Panicattack Duo is an artistic and curatorial collective based in London, composed of Emily Demetriou (Nicosia, Cyprus) and Naz Balkaya (Istanbul, Turkey). Collaboration is at the heart of their practice which is used as a tool against the individualistic tendencies formed by commercialised structures. Their work and research evolve around the context of collectivity as resistance, the carnivalesque, alternative pedagogy, anti-institutionalism and activist theories. They explore these topics through the means of participatory performance, live art, sound art and photography. As well as through their curatorial practice, facilitating community engaging projects, workshops, exhibitions and round-table discussions.
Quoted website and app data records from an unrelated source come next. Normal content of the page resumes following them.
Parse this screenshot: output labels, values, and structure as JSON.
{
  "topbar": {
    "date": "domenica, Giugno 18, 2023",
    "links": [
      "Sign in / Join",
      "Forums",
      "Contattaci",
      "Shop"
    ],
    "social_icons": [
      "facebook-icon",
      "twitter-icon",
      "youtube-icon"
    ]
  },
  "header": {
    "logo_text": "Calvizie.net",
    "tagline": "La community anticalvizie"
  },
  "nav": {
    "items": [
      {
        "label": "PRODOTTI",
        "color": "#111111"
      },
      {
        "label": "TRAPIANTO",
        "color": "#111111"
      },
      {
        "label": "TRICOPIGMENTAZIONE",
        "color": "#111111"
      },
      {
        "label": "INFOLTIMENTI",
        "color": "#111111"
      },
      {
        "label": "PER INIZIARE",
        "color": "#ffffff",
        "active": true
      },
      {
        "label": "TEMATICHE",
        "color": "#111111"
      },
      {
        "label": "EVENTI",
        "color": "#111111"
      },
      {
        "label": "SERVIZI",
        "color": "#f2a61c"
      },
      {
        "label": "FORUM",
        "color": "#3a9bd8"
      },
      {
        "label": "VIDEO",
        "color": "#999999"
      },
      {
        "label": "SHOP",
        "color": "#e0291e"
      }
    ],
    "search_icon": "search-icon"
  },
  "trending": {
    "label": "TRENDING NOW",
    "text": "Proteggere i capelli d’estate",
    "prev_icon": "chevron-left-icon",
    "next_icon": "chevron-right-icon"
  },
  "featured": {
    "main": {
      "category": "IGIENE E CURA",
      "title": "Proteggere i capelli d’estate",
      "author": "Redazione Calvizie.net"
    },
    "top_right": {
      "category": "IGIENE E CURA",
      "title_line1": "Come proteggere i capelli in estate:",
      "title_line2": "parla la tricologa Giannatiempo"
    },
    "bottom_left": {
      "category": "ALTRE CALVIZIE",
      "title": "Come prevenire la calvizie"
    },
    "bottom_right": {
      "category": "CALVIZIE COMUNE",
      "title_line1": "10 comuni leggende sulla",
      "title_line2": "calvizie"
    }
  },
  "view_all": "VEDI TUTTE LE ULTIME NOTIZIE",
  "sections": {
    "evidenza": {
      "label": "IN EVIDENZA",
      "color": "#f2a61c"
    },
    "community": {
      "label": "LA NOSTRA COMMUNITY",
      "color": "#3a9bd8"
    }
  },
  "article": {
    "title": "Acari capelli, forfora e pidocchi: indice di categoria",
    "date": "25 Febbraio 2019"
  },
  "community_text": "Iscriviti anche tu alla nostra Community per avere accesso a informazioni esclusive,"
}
Ruby Wroe Straddling an intersection of writing, performance and image making, Ruby’s practice uses the body as a sponge of social relations. She is currently working through ideas around autotheory, contemporary feminist discourse and the construction of subjectivity in the information age. Upon graduating from BA Photography at Camberwell College of Arts in 2016, she was awarded The Jonathan Harvey Studio Award by ACME and the Technical Achievement award by Camberwell. She is currently studying on the MA at Slade and is a Sarabande Scholar.
trans- is a curatorial collective formed by Laura Callegaro (Venice, Italy) and Carla Gimeno Jaria (Barcelona, Spain). The Latin prefix trans- encompasses the meanings of “across”, “beyond”, “through”, or “changing thoroughly” when being combined with other elements. Trans- is conceived as a state which encloses our contemporary condition, while unhinging and re-thinking established patterns of behaviour. By acting as a catalyst and shaping intangible cultural gaps in nowadays’ digital and real panorama, this state triggers fluid dynamics which are being mediated through a social lens on our perception of the reality. Essentially, trans- establishes a framework for critical thinking, research and exhibition-making by working with artists whose practice questions the impact of the globalisation and semio-capitalism on the social body in different scenarios.
The Koppel Project Central are pleased to announce that for the last day of Hold On there will be two performances scheduled by featured artists in the exhibition.
5PM – Daisies (2020), Panicattack Duo
Through ‘Daisies’, Panicattack Duo perform & share their own cultural divination practices. Throughout the sound piece Panicattack is trying to tune in to their female alternatives, whereas the choreographed actions are taking on the anarchistic attitude of film Daisies (1966), playing with exaggerated scenes of embodying excessive greed, spoiledness & the absurdity of our world. Disregarding a typical narrative, characterisation or visual continuity, the duo mirrors their antipathy for traditional social norms.
5:30PM – To Bean (2019) Diara Blum
‘To Bean’ (2019) is the artist’s insistent request for attention: ‘Look at my beans.’ From a tall, welded structure, Daria Blum demands the viewer consider what she has built and admire the tiny objects she has crafted—both form the framework for a performance in which she invites the audience to recognize and indulge in a common need for affirmation.